* **INPUT MATERIAL**:

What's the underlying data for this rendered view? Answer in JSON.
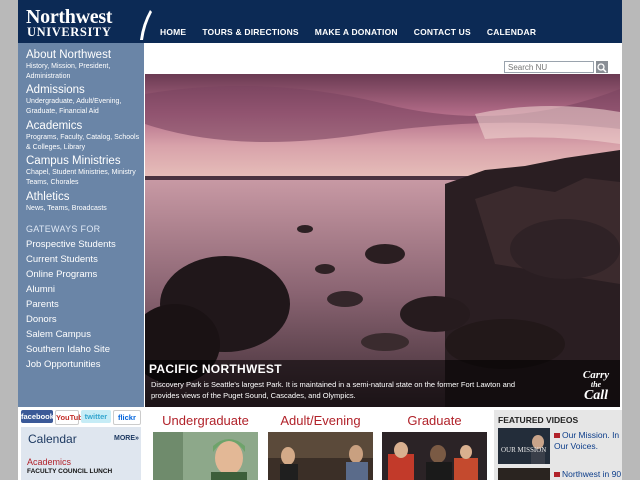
{
  "header": {
    "logo_top": "Northwest",
    "logo_bottom": "UNIVERSITY",
    "nav": [
      "HOME",
      "TOURS & DIRECTIONS",
      "MAKE A DONATION",
      "CONTACT US",
      "CALENDAR"
    ]
  },
  "sidebar": {
    "sections": [
      {
        "title": "About Northwest",
        "desc": "History, Mission, President, Administration"
      },
      {
        "title": "Admissions",
        "desc": "Undergraduate, Adult/Evening, Graduate, Financial Aid"
      },
      {
        "title": "Academics",
        "desc": "Programs, Faculty, Catalog, Schools & Colleges, Library"
      },
      {
        "title": "Campus Ministries",
        "desc": "Chapel, Student Ministries, Ministry Teams, Chorales"
      },
      {
        "title": "Athletics",
        "desc": "News, Teams, Broadcasts"
      }
    ],
    "gateways_label": "GATEWAYS FOR",
    "gateways": [
      "Prospective Students",
      "Current Students",
      "Online Programs",
      "Alumni",
      "Parents",
      "Donors",
      "Salem Campus",
      "Southern Idaho Site",
      "Job Opportunities"
    ]
  },
  "search": {
    "placeholder": "Search NU"
  },
  "hero": {
    "title": "PACIFIC NORTHWEST",
    "text": "Discovery Park is Seattle's largest Park. It is maintained in a semi-natural state on the former Fort Lawton and provides views of the Puget Sound, Cascades, and Olympics.",
    "badge_line1": "Carry",
    "badge_line2": "the",
    "badge_line3": "Call"
  },
  "social": [
    "facebook",
    "YouTube",
    "twitter",
    "flickr"
  ],
  "calendar": {
    "title": "Calendar",
    "more": "MORE»",
    "category": "Academics",
    "item": "FACULTY COUNCIL LUNCH"
  },
  "programs": [
    "Undergraduate",
    "Adult/Evening",
    "Graduate"
  ],
  "featured": {
    "title": "FEATURED VIDEOS",
    "thumb_text": "OUR MISSION",
    "link1": "Our Mission. In Our Voices.",
    "link2": "Northwest in 90"
  },
  "colors": {
    "header_bg": "#0c2a55",
    "sidebar_bg": "#6a85a7",
    "accent_red": "#b1222a",
    "calendar_bg": "#dfe6ef"
  }
}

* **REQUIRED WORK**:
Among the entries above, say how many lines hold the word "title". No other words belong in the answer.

* **RESULT**:
8